INTERNET SELLING SET TO TAKE
Trading cattle online is not a new concept, but until recently the
Internet was never able to provide the real-time action of a live
auction. Now Live Global Bid (LGB), a division of Live Global
Communications of Moose Jaw, Sask., claims their new software
virtually eliminates the frustrating delays in online video and
audio feeds during a sale. While Canadian and U.S. auction markets
are impressed enough to start installing LGB's software and
holding online sales, it may take some time before hardened cattle
buyers are convinced clicking a mouse is as easy as catching an
About 3 years ago, Barry White, CEO of LGB, hired on a team of
local high-tech gurus to speed up the transactions. Today their
software offers a delay off less then one-third of a second on the
audio portion, while the video image of cattle moves at 7 frames
per second. A new phototype program speeds up the video to the
point where it will be like watching it on TV. When wired up, this
new technology should give online bidders an equal play with those
around the ring or on satellite.
"It took us about 18 months to get this software system even close
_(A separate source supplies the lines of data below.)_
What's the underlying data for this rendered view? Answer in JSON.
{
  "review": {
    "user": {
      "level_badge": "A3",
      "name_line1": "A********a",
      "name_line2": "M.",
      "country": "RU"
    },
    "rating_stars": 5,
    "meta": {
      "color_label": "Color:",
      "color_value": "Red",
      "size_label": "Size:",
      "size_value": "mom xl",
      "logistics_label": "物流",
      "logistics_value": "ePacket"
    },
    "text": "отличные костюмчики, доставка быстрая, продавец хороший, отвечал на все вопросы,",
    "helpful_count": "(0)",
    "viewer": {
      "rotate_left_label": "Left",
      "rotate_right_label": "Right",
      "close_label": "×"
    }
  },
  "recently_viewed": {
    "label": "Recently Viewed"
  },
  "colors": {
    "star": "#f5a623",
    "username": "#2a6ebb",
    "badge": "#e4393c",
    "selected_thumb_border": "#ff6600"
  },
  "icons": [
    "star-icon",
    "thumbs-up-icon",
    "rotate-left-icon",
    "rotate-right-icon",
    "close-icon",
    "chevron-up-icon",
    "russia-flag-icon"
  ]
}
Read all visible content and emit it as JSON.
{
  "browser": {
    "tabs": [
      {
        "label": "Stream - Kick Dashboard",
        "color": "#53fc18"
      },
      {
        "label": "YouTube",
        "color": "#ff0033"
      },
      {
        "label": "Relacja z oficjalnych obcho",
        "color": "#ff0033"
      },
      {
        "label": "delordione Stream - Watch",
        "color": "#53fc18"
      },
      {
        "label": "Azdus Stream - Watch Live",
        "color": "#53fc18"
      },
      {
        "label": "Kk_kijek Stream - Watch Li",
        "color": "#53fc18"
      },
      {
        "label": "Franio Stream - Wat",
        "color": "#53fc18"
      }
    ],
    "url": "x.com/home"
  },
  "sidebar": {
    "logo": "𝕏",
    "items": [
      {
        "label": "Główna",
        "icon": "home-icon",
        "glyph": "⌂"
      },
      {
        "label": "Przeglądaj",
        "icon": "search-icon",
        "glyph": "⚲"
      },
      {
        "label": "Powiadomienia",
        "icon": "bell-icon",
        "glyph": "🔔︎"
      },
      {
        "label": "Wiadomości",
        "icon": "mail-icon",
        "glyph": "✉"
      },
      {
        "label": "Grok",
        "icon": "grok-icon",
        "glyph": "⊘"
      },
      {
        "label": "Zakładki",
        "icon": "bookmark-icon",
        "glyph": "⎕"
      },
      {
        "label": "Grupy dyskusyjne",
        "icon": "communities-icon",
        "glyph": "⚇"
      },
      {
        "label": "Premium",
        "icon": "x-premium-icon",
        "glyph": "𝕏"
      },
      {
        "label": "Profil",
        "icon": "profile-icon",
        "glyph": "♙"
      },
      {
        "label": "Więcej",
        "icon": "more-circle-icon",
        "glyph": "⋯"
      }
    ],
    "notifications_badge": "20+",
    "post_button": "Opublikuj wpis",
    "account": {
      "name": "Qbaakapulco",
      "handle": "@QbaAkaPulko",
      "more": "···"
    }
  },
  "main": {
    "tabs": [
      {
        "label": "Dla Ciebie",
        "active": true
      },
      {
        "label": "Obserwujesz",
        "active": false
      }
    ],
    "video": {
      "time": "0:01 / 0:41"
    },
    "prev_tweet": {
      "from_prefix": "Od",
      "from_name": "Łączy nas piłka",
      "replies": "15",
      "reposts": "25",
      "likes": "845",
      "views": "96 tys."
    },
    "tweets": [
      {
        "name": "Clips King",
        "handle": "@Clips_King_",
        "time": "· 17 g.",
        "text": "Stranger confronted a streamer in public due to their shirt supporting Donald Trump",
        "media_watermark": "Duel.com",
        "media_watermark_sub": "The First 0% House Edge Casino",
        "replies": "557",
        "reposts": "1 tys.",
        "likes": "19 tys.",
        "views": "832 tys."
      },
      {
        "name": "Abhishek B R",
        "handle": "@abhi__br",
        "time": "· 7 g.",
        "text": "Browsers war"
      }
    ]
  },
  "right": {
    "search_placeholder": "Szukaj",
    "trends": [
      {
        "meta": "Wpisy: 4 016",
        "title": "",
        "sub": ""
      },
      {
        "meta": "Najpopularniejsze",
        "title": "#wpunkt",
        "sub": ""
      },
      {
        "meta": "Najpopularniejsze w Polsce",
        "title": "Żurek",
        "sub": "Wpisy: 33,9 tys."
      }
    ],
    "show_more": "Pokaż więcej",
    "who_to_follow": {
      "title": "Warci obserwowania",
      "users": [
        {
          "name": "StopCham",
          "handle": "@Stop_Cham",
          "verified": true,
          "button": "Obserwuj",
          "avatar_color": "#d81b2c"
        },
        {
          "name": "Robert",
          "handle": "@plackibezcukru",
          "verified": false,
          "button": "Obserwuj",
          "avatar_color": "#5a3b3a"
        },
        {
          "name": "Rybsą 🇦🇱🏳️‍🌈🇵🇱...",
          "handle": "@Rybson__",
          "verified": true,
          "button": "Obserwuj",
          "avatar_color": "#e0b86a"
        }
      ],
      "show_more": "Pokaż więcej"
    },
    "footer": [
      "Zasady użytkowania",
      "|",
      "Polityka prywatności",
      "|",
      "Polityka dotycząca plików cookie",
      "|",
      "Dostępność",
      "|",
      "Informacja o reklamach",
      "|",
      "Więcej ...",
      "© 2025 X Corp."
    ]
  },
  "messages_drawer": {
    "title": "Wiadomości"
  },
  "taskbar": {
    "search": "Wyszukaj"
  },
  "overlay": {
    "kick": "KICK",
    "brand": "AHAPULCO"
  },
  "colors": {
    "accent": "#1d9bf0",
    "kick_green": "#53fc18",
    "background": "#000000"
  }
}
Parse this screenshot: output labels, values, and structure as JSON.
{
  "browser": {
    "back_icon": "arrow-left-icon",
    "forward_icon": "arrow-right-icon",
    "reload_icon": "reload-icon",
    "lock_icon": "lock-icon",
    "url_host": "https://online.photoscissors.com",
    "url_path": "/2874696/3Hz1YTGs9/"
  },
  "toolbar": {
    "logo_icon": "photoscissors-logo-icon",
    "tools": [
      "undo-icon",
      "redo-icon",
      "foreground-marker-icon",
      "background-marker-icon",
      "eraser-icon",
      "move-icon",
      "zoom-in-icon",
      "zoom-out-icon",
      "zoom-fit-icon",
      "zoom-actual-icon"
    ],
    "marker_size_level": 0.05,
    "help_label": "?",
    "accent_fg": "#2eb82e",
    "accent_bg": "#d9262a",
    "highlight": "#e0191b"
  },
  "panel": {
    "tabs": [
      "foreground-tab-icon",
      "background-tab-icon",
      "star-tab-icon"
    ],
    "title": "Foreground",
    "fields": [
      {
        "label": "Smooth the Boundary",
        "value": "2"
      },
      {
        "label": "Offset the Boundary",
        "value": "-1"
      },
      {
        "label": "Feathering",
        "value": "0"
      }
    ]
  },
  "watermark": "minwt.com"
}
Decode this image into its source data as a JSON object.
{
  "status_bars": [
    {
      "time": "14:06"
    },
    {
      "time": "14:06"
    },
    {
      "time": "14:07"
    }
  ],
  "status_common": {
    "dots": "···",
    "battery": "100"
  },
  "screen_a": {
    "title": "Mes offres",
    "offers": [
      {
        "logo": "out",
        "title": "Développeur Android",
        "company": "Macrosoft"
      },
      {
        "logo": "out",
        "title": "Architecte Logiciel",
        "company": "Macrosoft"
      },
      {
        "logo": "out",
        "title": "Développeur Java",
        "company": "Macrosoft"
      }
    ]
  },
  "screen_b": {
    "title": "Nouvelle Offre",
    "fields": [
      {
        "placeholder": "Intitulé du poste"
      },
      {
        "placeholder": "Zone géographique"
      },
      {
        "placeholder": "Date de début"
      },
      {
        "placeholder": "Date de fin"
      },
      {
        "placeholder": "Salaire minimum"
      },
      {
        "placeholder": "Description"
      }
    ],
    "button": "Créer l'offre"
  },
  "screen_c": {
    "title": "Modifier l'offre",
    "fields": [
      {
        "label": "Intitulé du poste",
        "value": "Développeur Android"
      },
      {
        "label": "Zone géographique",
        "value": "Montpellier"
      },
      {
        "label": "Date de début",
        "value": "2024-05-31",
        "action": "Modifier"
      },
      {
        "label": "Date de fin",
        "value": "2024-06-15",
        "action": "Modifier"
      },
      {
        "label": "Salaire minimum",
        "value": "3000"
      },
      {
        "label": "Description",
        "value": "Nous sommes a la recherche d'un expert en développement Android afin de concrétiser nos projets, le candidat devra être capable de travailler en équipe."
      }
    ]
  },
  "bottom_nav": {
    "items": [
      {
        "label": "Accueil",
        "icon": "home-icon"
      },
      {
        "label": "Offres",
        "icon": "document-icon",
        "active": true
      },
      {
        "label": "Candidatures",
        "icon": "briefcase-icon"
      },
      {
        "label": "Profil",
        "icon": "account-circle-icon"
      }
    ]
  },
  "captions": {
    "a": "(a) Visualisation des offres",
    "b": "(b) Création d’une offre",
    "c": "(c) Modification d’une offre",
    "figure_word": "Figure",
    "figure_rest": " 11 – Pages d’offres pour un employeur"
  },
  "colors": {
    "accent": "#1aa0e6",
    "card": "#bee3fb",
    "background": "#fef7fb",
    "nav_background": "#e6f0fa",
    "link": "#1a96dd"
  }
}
to being developed and, I admit, we were extremely fortunate to
have this kind of technologically astute people right here in the
Moose Jaw area," says White.
About 4 years ago, White and his spouse, Barbara, were running
White Sales and Auction in Moose Jaw, Specializing in farm
equipment. They realized a change was needed so they learned about
computers and launched a static Internet auction system. It worked
like eBay, where items were posted on the site for 10 days and the
highest bidder at the end of that time got the merchandise.
"It worked out pretty well for about 8 months," White recalls. "
We sold items into Texas, Alaska, B.C., Manitoba, all over the
place, and we were getting 90,000 hits per day and 3,700 user
sessions. But it was short-lived because we had to reserve the
items, and auction people on the whole hate reserves."
They concluded that they needed an interactive online auction, and
that was the beginning of LGB.
HOW IT WORKS!
LGB will operate the sale for the market, or sell them the
equipment and license their software for $750 per month, which
includes technical assistance and upgrades. The only other cost
for the market is the charge for an Internet connection.
Those who want to buy cattle must download and install the browser
plug-ins, register with LGB and create a password to gain a paddle
number. Buyers may also need to register and verify their credit
with the auction company holding the sale ahead of time. At a
minimum buyers need a Pentium II processor, Windows 98 and
Internet Explorer 4.5 ( not version 6) or Netscape Navigator 4.7 (
not version 6), a sound card, a monitor with 800x600 screen
resolution, and a 56 Kbps modem ( fast dial-up or better).
Once logged in, buyers bid on lots in increments, usually $250,
$500, $1,000 or $5,000, by clicking on a dedicated hot key. If you
are the highest bidder on a lot, your paddle number will be
displayed in the " last bidder" window, and you'll be notified by
e-mail of your purchase.
Prior to a sale a catalogue is available on site, and complete
descriptions go with the video pictures during the sale. "No doubt
about it, buyers still have to trust the descriptions the auction
market puts up there of the cattle," says White. "That's very
important with this and, for that matter, any cattle auction."
FITS WITH PRESORT SALES!
Roy Rutledge, manager of the Assiniboia Livestock Auction in
southern Saskatchewan, has been selling cattle over the Internet
for nearly 2 years. The first year he used a SaskTel system but it
was plagued with problems. He's since moved to LGB and is happy
with the way the program works. What's needed now are more buyers
to try it out. "I do see this Internet cattle auction eventually
taking over from satellite sales," he says. "Where it works really
well is for presort sales where there's liner loads of cattle
coming in, and there's a sale catalogue buyers can get off the web
site with all the cattle descriptions."
Most of Assiniboia's online sales run smoothly except for bidders
on a dial-up modem link when their hook-up speed drops below 56
Kbps. They can maintain the audio feed right down to 28 Kbps but
the video image gets choppy.